DESCRIPTION OF THE TASK. Scan the lines below for "https"; report the number of lines that contain it, and only that.

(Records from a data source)

━━━━

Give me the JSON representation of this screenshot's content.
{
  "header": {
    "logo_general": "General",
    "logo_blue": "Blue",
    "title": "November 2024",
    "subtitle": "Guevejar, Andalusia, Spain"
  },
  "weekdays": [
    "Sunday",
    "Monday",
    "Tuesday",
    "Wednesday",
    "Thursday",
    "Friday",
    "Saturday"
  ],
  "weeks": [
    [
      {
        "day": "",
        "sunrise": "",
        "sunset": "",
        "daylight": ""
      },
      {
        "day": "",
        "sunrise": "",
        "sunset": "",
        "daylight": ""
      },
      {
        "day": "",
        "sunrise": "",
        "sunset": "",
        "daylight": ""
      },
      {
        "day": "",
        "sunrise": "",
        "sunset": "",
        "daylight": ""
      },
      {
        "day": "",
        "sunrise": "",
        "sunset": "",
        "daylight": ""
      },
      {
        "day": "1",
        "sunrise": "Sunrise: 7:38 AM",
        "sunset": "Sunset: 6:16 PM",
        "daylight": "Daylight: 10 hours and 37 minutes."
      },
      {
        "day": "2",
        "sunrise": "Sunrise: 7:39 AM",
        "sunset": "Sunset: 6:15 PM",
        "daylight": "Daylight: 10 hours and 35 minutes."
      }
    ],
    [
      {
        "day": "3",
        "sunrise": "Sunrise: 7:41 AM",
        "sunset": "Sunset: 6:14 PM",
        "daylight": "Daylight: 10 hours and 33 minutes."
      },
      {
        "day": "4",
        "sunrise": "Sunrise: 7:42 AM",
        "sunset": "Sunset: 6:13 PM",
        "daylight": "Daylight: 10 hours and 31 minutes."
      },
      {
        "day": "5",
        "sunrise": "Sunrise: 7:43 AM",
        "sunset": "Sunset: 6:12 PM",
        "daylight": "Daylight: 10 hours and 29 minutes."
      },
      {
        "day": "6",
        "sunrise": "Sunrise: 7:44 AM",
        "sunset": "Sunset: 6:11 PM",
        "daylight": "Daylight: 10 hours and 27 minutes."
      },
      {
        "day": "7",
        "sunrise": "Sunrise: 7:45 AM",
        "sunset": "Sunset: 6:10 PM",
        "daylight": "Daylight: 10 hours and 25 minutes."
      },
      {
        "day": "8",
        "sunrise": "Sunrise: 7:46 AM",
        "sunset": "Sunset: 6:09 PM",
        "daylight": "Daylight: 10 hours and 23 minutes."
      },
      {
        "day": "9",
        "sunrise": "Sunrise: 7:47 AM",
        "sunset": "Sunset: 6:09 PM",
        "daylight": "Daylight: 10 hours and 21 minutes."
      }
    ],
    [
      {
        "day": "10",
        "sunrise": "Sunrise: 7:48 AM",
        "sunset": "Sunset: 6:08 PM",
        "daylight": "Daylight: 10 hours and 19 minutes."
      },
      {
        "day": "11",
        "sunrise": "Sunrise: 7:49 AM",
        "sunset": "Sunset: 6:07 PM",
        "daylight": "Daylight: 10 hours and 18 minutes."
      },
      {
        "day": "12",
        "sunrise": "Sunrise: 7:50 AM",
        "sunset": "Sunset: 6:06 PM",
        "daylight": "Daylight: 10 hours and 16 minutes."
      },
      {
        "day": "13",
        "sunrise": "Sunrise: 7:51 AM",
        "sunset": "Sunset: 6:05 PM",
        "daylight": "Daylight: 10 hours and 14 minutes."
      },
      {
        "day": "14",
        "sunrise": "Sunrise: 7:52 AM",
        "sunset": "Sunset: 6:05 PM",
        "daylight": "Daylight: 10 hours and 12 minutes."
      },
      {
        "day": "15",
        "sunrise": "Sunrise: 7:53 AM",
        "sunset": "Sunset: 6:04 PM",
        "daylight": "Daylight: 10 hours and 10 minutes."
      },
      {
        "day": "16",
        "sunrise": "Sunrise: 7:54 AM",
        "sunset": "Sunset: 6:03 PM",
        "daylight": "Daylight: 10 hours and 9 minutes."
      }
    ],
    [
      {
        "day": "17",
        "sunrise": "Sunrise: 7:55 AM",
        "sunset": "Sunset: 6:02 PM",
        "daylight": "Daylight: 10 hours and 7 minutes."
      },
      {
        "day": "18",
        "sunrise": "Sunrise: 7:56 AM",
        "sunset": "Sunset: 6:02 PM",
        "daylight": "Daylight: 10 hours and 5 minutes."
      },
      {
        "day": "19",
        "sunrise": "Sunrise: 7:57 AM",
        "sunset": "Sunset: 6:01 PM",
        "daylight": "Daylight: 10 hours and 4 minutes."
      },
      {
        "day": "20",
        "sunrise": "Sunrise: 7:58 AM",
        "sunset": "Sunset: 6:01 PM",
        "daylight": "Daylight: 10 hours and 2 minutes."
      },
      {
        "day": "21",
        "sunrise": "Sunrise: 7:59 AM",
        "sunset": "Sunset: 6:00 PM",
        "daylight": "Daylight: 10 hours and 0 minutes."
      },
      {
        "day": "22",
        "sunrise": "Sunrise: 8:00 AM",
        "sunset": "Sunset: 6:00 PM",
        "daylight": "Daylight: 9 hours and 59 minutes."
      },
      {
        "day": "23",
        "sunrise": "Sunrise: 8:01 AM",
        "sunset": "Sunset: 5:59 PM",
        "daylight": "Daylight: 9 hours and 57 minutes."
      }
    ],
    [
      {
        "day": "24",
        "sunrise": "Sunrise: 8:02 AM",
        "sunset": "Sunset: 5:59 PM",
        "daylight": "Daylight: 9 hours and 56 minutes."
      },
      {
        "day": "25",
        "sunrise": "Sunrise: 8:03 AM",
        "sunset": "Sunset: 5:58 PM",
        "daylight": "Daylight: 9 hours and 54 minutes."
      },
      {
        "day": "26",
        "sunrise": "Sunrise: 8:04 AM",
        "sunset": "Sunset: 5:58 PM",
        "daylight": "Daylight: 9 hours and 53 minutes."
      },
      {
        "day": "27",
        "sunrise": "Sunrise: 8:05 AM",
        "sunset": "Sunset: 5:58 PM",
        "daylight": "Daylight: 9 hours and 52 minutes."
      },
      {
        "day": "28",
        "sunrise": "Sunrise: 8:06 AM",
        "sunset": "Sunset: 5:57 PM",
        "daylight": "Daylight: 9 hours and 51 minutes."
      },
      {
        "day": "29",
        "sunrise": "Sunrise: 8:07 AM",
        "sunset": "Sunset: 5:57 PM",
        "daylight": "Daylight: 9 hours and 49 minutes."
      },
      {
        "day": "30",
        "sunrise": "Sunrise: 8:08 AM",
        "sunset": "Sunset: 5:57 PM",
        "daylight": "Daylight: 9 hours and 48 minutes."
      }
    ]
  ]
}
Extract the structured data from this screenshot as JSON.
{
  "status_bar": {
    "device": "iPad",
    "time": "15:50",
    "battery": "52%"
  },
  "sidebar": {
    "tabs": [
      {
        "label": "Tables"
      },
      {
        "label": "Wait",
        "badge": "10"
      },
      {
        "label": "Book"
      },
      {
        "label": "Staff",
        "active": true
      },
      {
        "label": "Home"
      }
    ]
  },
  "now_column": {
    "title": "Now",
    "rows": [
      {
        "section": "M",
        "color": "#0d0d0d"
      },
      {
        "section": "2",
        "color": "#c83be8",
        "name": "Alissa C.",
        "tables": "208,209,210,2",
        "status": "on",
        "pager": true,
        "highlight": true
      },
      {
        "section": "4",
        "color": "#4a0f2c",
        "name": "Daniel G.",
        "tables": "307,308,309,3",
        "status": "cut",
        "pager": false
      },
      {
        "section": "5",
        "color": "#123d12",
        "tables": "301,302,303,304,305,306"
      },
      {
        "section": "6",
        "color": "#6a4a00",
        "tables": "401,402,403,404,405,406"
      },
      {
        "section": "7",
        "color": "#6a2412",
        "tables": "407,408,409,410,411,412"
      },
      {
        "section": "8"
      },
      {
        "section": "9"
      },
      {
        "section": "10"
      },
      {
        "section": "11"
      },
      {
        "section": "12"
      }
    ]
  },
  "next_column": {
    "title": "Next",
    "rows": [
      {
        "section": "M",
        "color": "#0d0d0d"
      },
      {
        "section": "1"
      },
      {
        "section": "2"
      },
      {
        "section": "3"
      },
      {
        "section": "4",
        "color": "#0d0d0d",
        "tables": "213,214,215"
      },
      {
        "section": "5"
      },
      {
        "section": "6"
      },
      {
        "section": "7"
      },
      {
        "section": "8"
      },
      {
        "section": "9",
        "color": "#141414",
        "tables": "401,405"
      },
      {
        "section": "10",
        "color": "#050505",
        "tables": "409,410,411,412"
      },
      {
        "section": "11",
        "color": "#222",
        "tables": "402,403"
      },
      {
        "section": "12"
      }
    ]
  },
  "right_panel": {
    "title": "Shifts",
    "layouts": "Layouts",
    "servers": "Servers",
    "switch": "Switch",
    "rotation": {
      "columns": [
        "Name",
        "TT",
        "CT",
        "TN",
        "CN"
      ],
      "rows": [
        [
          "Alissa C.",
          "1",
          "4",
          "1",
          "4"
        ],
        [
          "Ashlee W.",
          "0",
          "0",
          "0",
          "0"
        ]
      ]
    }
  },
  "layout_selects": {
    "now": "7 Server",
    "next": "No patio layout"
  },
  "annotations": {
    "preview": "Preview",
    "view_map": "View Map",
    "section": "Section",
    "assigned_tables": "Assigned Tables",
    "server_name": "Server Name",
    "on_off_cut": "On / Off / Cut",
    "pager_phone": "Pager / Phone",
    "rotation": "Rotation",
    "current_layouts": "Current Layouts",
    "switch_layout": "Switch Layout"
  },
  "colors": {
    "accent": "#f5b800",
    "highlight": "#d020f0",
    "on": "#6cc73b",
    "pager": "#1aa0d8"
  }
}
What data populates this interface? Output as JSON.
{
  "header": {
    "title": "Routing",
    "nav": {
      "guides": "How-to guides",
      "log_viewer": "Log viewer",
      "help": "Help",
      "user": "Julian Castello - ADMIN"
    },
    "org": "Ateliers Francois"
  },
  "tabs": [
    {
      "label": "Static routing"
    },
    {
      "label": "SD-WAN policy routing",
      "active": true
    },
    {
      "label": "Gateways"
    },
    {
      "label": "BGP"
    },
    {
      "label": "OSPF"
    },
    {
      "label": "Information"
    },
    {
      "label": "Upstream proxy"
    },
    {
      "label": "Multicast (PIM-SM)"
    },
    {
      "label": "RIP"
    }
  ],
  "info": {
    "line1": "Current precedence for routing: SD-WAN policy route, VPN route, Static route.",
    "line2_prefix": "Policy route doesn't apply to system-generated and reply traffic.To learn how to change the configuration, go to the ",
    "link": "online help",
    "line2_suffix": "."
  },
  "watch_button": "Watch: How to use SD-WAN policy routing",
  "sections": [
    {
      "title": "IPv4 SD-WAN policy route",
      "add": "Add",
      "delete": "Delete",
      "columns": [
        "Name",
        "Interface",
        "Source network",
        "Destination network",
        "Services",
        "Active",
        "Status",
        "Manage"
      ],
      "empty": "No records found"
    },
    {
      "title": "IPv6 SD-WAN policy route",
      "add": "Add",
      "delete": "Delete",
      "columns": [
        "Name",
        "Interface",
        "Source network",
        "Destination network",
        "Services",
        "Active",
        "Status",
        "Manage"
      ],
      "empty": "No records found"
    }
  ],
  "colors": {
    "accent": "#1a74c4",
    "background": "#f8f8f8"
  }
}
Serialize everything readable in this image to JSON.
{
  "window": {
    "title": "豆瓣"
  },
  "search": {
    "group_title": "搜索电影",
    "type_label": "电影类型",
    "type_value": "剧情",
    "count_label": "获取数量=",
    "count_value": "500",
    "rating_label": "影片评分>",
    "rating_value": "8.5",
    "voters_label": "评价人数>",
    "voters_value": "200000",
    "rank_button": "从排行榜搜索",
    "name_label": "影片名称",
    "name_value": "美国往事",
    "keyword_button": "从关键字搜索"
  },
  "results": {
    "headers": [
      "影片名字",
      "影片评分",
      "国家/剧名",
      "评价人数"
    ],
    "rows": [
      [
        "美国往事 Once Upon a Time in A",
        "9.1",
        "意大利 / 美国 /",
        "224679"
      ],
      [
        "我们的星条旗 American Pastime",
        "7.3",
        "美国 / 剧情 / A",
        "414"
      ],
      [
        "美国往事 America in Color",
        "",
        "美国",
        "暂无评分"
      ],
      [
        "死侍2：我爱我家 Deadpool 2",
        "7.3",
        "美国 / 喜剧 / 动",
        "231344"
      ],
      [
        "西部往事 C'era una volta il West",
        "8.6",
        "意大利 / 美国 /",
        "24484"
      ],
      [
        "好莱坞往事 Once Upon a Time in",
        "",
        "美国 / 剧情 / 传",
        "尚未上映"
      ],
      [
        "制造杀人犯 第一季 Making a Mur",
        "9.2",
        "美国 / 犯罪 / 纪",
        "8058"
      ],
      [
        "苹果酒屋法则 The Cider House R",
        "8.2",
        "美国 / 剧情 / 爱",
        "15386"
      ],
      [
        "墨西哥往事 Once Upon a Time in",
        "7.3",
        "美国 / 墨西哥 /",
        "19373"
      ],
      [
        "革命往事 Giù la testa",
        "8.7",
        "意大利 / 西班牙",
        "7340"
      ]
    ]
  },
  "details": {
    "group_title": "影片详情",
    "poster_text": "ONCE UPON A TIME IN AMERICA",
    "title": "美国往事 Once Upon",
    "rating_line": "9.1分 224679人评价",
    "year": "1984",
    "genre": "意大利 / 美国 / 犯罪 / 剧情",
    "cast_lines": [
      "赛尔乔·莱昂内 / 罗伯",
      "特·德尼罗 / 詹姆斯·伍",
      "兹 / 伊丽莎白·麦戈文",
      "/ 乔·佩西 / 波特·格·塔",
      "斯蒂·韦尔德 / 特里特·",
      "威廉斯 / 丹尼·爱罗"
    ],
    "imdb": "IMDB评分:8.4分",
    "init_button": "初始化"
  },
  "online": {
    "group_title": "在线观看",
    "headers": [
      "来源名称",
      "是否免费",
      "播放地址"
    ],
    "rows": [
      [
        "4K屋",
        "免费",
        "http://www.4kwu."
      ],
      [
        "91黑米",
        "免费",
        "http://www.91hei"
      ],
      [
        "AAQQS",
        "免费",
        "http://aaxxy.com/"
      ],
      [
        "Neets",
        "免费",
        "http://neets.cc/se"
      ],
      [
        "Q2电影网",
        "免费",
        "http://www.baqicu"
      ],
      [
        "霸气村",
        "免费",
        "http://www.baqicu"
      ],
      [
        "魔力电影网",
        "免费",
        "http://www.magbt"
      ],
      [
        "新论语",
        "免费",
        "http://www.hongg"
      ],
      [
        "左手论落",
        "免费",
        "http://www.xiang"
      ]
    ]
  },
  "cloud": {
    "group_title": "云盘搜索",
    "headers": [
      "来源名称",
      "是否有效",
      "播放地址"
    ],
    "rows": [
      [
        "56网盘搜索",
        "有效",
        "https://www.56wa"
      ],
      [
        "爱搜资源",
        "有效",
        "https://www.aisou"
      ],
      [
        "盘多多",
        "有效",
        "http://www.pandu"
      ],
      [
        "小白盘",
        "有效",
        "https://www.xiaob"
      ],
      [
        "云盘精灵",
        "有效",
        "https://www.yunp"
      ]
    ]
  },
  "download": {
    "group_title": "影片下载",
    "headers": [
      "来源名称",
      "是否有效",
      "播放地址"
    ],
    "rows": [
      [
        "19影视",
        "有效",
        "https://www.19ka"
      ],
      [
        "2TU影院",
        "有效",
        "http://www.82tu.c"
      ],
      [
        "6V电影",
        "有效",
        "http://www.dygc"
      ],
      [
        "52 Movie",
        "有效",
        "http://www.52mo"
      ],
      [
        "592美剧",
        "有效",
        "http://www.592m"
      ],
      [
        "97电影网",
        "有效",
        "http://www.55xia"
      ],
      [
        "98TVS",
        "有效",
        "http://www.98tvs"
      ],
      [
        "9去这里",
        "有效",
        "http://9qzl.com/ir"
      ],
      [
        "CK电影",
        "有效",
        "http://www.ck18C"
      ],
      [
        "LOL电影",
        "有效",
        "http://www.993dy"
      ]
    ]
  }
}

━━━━

YOUR RESPONSE. 5